In 1993, two important milestones were reached in motorcycle safety. Nationally, the one millionth student completed a motorcycle rider education program utilizing the Motorcycle Safety Foundation’s curriculum. And, on the State level, Illinois became the first State to graduate 100,000 students from its State motorcycle safety program.
One could understand a federal mandate if State governments were ignoring a problem or the approach the States were taking was causing the problem to increase. But, motorcycle accidents and fatalities are down. State legislatures need flexibility in dealing with many issues. Motorcycle safety is one of those areas and the Section 153 penalties do not allow States full flexibility with their federal-aid highway funds. Motorcyclists and State legislators have taken responsibility for our own safety, and the federal mandates of Section 153 are a disincentive to citizen activism.
Since the passage of ISTEA only one State, Maryland, has passed a helmet law. I think it is significant that qualifying for a grant under Section 153 was the driving force for passage, not the penalty. However, the other 25 States without comprehensive helmet laws rejected helmet laws last year under the threat of penalties. So far in 1994, the Colorado, Utah, Connecticut and Kansas Legislatures have taken committee and floor votes to defeat helmet laws. The only legislation that has moved in State legislatures have been resolutions calling for Congress to repeal the Section 153 penalties. This federal mandate unfairly and unnecessarily puts State legislators in the position of having to force its citizens to do something they have expressed through our political system they don’t want to do. Or, they are forced to spend funds in a manner that may not be in the best interest of the State’s needs and economy.
Last May, Delaware State Representative Roy, representing the National Conference of State Legislatures, testified before this subcommittee and stated the Section 153 penalties were one of the mandates in ISTEA that was causing the State legislatures the most problems. On February 17, Alaska’s Commissioner of the Department of Transportation and Public Facilities, Mr. B.A. Campbell, wrote a letter to his colleagues in the States facing Section 153 penalties asking them to unite in an effort to repeal these penalties. At the National Governor’s Association’s recent Washington meeting the Governors asked the federal government to give them relief from so many federal mandates. The Section 153 penalties are one mandate this subcommittee can give the States relief from.
The States have taken action and spend millions of dollars in State funds annually on motorcycle safety. Motorcycle accidents and injuries have declined since 1980 at a rate that no other segment of the motoring population can match. Motorcyclists are not the social burden that supporters of helmet laws would like you to believe. Motorcyclists carry insurance at a rate equal to the rest of the general population, because we are representative of the general population. Motorcyclists rely on public funds for our medical needs less than the general patient population. There is broad support in Congress for repeal of the Section 153 penalties. There are 119 sponsors, from 41 States, of Congresswoman Snowe’s legislation H.R.799.

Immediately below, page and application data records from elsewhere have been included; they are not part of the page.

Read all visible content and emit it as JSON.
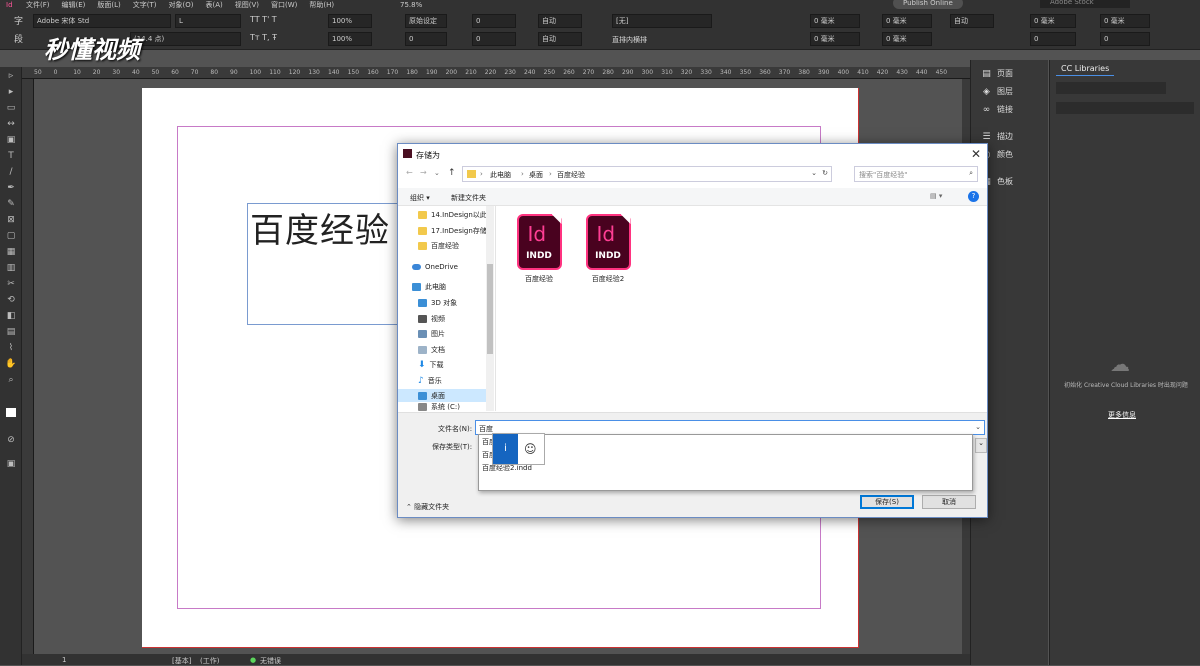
{
  "menubar": {
    "items": [
      "Id",
      "文件(F)",
      "编辑(E)",
      "版面(L)",
      "文字(T)",
      "对象(O)",
      "表(A)",
      "视图(V)",
      "窗口(W)",
      "帮助(H)"
    ],
    "zoom": "75.8%",
    "publish": "Publish Online",
    "stock_placeholder": "Adobe Stock"
  },
  "control": {
    "font_family": "Adobe 宋体 Std",
    "font_style": "L",
    "font_size_tag": "(14.4 点)",
    "scale_h": "100%",
    "scale_v": "100%",
    "kerning": "原始设定",
    "tracking": "0",
    "baseline": "0",
    "skew": "0°",
    "leading_auto": "自动",
    "leading_auto2": "自动",
    "lang": "[无]",
    "wrap_label": "直排内横排",
    "mm1": "0 毫米",
    "mm2": "0 毫米",
    "mm3": "0 毫米",
    "mm4": "0 毫米",
    "auto3": "自动"
  },
  "ruler_ticks": [
    "50",
    "0",
    "10",
    "20",
    "30",
    "40",
    "50",
    "60",
    "70",
    "80",
    "90",
    "100",
    "110",
    "120",
    "130",
    "140",
    "150",
    "160",
    "170",
    "180",
    "190",
    "200",
    "210",
    "220",
    "230",
    "240",
    "250",
    "260",
    "270",
    "280",
    "290",
    "300",
    "310",
    "320",
    "330",
    "340",
    "350",
    "360",
    "370",
    "380",
    "390",
    "400",
    "410",
    "420",
    "430",
    "440",
    "450"
  ],
  "document": {
    "text": "百度经验"
  },
  "status": {
    "page": "1",
    "basic": "[基本]",
    "work": "(工作)",
    "errors": "无错误"
  },
  "panel1": {
    "items": [
      "页面",
      "图层",
      "链接",
      "描边",
      "颜色",
      "色板"
    ]
  },
  "panel2": {
    "tab": "CC Libraries",
    "message": "初始化 Creative Cloud Libraries 时出现问题",
    "more_info": "更多信息"
  },
  "dialog": {
    "title": "存储为",
    "breadcrumb": [
      "此电脑",
      "桌面",
      "百度经验"
    ],
    "search_placeholder": "搜索\"百度经验\"",
    "organize": "组织 ▾",
    "new_folder": "新建文件夹",
    "nav": {
      "folder1": "14.InDesign以此",
      "folder2": "17.InDesign存储",
      "folder3": "百度经验",
      "onedrive": "OneDrive",
      "pc": "此电脑",
      "obj3d": "3D 对象",
      "video": "视频",
      "pictures": "图片",
      "docs": "文档",
      "downloads": "下载",
      "music": "音乐",
      "desktop": "桌面",
      "system": "系统 (C:)"
    },
    "files": [
      {
        "name": "百度经验",
        "badge": "Id",
        "ext": "INDD"
      },
      {
        "name": "百度经验2",
        "badge": "Id",
        "ext": "INDD"
      }
    ],
    "filename_label": "文件名(N):",
    "filename_value": "百度",
    "filetype_label": "保存类型(T):",
    "autocomplete": [
      "百度",
      "百度",
      "百度经验2.indd"
    ],
    "ime_label": "i",
    "hide_folders": "隐藏文件夹",
    "save_button": "保存(S)",
    "cancel_button": "取消"
  },
  "watermark": "秒懂视频"
}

On behalf of the individual members and member State motorcyclists organizations of the Motorcycle Riders Foundation, I ask you to include a repeal of the Section 153 penalties in the National Highway System legislation.